These days the sun is bright and the heat is oppressive, but hope comes to us at night when the rain chatters on the roof and the wind gathers up fistfuls of the scent of green. We sleep the sleep of those who remember the days of darkness and rest in the new life that each droplet brings, knowing that the Maker of the seasons is also the Maker of hope.

Lines

Even after five years, sometimes I feel like I am lost in a tangle of language, culture, traditions, national borders.

Why was I born on this side of white and you were born on that side of brown?

The river of words that runs in my heart is not the same as the river of words that runs in your heart, though there are times the rivers mingle, when languages come together.

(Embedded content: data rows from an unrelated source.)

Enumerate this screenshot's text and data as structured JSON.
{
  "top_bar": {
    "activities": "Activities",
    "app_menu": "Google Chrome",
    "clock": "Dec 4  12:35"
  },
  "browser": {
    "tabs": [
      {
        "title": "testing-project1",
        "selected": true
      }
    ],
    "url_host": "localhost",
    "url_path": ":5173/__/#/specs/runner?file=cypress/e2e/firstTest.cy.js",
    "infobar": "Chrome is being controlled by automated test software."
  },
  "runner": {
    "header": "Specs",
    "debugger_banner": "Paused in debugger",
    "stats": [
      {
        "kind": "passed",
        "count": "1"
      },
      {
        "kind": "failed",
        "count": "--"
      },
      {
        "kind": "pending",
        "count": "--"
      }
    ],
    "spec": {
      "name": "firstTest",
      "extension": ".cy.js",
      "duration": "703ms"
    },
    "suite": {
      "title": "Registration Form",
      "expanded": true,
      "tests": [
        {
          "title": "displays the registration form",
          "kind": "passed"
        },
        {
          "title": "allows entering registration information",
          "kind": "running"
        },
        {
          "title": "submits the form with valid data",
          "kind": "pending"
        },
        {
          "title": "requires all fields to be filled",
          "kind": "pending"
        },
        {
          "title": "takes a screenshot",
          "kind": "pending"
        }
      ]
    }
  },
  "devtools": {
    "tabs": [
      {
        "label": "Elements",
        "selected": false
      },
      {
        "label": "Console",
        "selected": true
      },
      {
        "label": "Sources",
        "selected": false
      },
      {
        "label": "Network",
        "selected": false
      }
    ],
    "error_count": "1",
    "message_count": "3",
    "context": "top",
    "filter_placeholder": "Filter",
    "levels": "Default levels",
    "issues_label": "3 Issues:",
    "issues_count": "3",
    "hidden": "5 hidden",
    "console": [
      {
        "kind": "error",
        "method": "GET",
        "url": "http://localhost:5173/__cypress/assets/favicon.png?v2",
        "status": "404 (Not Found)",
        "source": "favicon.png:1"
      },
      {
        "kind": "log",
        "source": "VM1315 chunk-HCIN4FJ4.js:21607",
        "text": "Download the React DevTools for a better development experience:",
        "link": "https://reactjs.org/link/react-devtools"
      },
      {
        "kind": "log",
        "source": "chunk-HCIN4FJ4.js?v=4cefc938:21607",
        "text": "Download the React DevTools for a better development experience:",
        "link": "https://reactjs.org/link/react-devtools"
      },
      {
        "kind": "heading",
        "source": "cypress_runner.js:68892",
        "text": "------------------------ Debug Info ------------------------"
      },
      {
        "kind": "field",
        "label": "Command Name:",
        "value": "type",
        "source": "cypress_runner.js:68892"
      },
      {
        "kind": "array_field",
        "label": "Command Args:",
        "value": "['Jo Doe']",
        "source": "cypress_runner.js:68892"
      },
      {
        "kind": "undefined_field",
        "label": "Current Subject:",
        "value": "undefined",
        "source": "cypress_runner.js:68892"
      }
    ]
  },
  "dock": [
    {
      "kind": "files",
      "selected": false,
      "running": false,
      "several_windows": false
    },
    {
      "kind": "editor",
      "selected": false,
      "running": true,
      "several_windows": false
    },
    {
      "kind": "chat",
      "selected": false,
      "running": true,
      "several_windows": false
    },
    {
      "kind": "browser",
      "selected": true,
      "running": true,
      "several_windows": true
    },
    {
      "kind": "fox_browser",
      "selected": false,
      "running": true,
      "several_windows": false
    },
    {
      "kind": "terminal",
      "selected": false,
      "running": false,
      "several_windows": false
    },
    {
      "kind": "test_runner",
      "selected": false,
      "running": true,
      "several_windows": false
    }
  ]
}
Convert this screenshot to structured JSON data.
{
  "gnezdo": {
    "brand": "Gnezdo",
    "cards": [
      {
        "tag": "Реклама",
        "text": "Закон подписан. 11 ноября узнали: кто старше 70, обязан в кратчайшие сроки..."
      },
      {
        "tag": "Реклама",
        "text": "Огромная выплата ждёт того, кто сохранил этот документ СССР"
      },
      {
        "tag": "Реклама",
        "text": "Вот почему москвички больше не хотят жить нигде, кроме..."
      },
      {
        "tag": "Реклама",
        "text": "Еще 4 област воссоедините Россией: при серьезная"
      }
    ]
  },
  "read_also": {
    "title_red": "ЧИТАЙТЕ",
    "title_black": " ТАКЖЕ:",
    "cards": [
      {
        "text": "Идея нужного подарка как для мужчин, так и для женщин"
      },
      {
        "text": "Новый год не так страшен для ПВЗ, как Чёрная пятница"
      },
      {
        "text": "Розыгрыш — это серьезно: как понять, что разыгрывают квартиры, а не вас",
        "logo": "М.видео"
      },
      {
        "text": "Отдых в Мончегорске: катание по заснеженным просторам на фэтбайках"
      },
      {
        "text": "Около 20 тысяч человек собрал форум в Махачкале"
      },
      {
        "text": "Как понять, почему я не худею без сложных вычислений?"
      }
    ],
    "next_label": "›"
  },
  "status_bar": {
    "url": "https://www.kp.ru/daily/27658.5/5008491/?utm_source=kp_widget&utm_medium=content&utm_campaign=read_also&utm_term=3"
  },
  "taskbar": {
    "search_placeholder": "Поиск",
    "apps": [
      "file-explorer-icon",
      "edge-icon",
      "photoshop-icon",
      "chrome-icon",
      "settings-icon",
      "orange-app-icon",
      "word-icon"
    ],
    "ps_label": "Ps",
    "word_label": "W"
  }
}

Why are you called Vietnamese and I am called American? Why are you called Thai and I am called “Farang?” Why are you called Karen and I am called Caucasian?

Why was I born where the world was bright and hope sprang unbidden in my heart and you felt only the crushing of loneliness and the thwarting of choices from the day you were born?

Why was I born with the weight of a culture on my shoulders I feel obliged to carry, a weight that is different from the weight you carry? And perhaps you feel no obligation to carry?

Why are you the other, and I am the one? Or I am the other and you are the one?

Why are our worlds dictated by the little books in our pockets that we call passports, that identify us?

Or do they?

Where are the lines where spirit surpasses language, where kindness goes beyond cultural borders, where hope speaks across lines enforced by countries?

“There is neither Jew nor Greek, there is neither slave nor free, there is no male and female, for you are all one in Christ Jesus.” Galatians 3:28 (ESV)

What exactly does this mean? Five years ago I had more answers than I do now.

All the Words

All the words, they are a part of the story

They are the voices, the power, the offspring

Of this breaking, this piling,

This river of aching—

All the words

 

All the words, they are power in torrents

While I hunt like a bruin in a cascade tidal

They spiral in the air, but glistening slip

Through fingers there—

All the words

 

All the words, they speak life to me

That this child of rivers can face the shaken days

That I am known and filled in all the empty spaces

In all the aching places—

All the words